Philip Pope, music
I was in parody band the Hee Bee Gee Bees with Angus Deayton and Michael Fenton Stevens. Our first single, Meaningless Songs (In Very High Voices) – written with Richard Curtis – got to No 2 in Australia. We joked that we were big down under. John Lloyd was producing Not the Nine O’Clock News and asked if he could use our songs, but we wanted to keep them for ourselves. Then when John started Spitting Image, he said: “How do you feel about being musical director?”
We did political songs like One Bad Apple about police corruption, Dawn of a New Age about water privatisation and Walk on By about homelessness. We also did pop parodies. We’re Scared of Bob was a parody of We Are the World. We did ZZ Top singing We’ve Got Beards, Bob Dylan protesting about cheese, and Paul McCartney turning everything into a song: “The fish fingers are nearly ready / Dinner’s on the table.” I wrote the music and did most of the impersonations.
Hello, You Must Be Going was a bit cruel on Phil Collins: “I’ve lost my wife / I’ve lost my hair,” but he liked it so much, he had the whole of Genesis turned into Spitting Image puppets for their Land of Confusion video. When we did the Police parody Every Bomb You Make, they said: “We’ve got someone perfect.” I went: “Who sounds more like Sting than me?” They said: “Sting.” So that’s him singing: “Every bomb you make / Every job you take / Every heart you break.”
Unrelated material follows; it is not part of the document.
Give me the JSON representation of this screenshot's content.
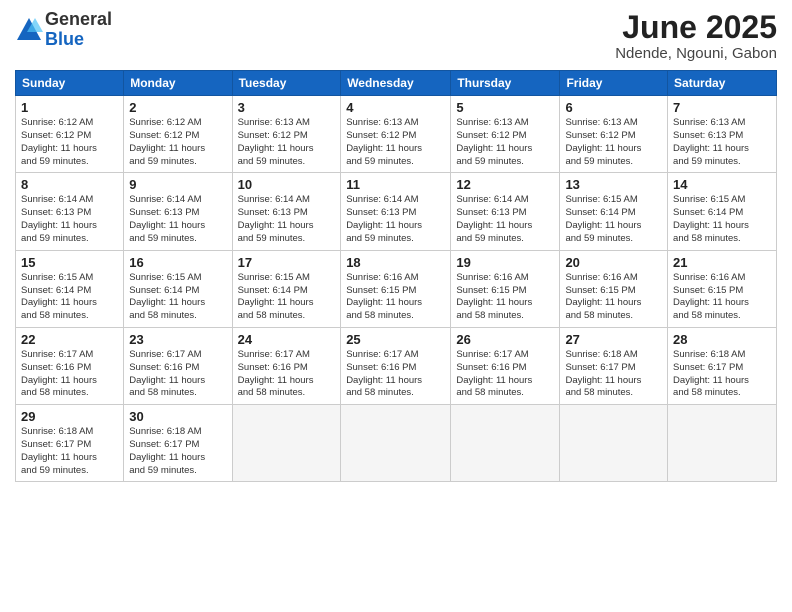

The Chicken Song was originally called The Holiday Song. The genius is in the lyrics. If Rob Grant and Doug Naylor really did write it in four minutes, then hats off. I don’t think the music took very long. It just had to be annoying. It’s pretty repetitive so I put in lots of key changes, which made it more complicated to record than it sounds.
Dave Lee Travis refused to play it on Radio 1 because it was keeping Sledgehammer by Peter Gabriel and Addicted to Love by Robert Palmer off No 1. John Deacon from Queen said to me: “Don’t knock having a No 1.” I doubt I’ll have another one. I’ll probably have “Known for The Chicken Song” carved on my gravestone.
Doug Naylor, co-writer, lyrics
Rob Grant and I had been brought in as head writers and script editors for the second series of Spitting Image. The press had battered the first series, so we were given carte blanche to change the format. We dropped lots and tried to make it more topical.
Rob and I had written a few songs with Phil Pope. I said: “Let’s do a piss-take of Agadoo by Black Lace, one of those mindless summer hits.” We were big fans of Steve Martin so there’s a lot of influence from A Wild and Crazy Guy, the album he put out in the late 70s.
Rob said: “Hold a chicken in the air?” and I went: “Stick a deckchair up your nose?” We wrote alternate lines and finished it in four minutes. Ian Hislop and his writing partner Nick Newman would come in on Fridays to write topical stuff for that weekend’s show. We went: “We’ve just written a No 1 hit.” They said: “Oh yeah?” We said: “All Phil Pope has to do is write a really annoying piece of music and it’s guaranteed.” When the music came through a couple of weeks later, I was really disappointed. I said to Rob: “I don’t think Phil has made it annoying enough.” But by the time I was driving home, I couldn’t get the bloody music out of my head.
It got to No 1 and stayed there for three weeks. The puppets performed on Top of the Pops. Rob and I went along as producers, which was a huge thrill. I’m sure the proper musos were pretty pissed off. Billy Ocean complained that the puppets were putting him off by dancing along to his song.
Of course, people say it was throwaway but really The Chicken Song was a post-postmodern parody celebrating the media manipulation of a largely unsuspecting public in contrast to the bitter postmodern cynicism of the Thatcher years. You’d be surprised how many people miss that.